Data records for software interfaces ->
⟨

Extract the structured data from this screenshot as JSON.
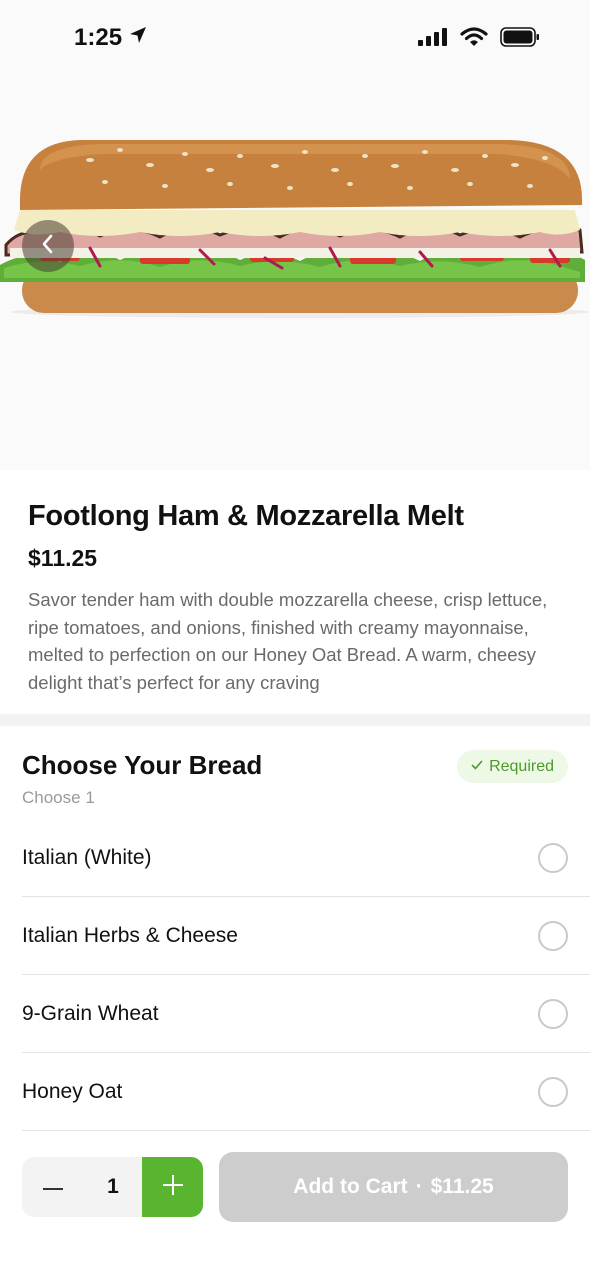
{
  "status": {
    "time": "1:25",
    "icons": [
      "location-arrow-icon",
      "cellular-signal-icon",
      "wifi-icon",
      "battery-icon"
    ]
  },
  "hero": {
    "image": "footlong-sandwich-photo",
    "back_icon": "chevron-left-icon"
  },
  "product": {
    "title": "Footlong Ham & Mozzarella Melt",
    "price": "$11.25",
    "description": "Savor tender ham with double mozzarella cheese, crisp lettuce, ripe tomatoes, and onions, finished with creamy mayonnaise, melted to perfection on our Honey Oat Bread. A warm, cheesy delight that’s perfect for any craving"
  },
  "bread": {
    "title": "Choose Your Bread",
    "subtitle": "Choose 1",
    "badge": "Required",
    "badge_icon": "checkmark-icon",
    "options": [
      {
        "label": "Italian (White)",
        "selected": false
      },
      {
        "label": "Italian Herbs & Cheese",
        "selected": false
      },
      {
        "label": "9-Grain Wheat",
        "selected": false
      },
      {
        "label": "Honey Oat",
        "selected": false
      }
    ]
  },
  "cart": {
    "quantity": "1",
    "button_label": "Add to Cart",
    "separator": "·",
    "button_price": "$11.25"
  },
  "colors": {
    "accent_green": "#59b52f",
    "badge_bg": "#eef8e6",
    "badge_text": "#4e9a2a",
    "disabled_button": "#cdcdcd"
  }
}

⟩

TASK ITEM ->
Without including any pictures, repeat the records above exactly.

RESULT FOR THIS EXERCISE ->
Extract the structured data from this screenshot as JSON.
{
  "status": {
    "time": "1:25",
    "icons": [
      "location-arrow-icon",
      "cellular-signal-icon",
      "wifi-icon",
      "battery-icon"
    ]
  },
  "hero": {
    "image": "footlong-sandwich-photo",
    "back_icon": "chevron-left-icon"
  },
  "product": {
    "title": "Footlong Ham & Mozzarella Melt",
    "price": "$11.25",
    "description": "Savor tender ham with double mozzarella cheese, crisp lettuce, ripe tomatoes, and onions, finished with creamy mayonnaise, melted to perfection on our Honey Oat Bread. A warm, cheesy delight that’s perfect for any craving"
  },
  "bread": {
    "title": "Choose Your Bread",
    "subtitle": "Choose 1",
    "badge": "Required",
    "badge_icon": "checkmark-icon",
    "options": [
      {
        "label": "Italian (White)",
        "selected": false
      },
      {
        "label": "Italian Herbs & Cheese",
        "selected": false
      },
      {
        "label": "9-Grain Wheat",
        "selected": false
      },
      {
        "label": "Honey Oat",
        "selected": false
      }
    ]
  },
  "cart": {
    "quantity": "1",
    "button_label": "Add to Cart",
    "separator": "·",
    "button_price": "$11.25"
  },
  "colors": {
    "accent_green": "#59b52f",
    "badge_bg": "#eef8e6",
    "badge_text": "#4e9a2a",
    "disabled_button": "#cdcdcd"
  }
}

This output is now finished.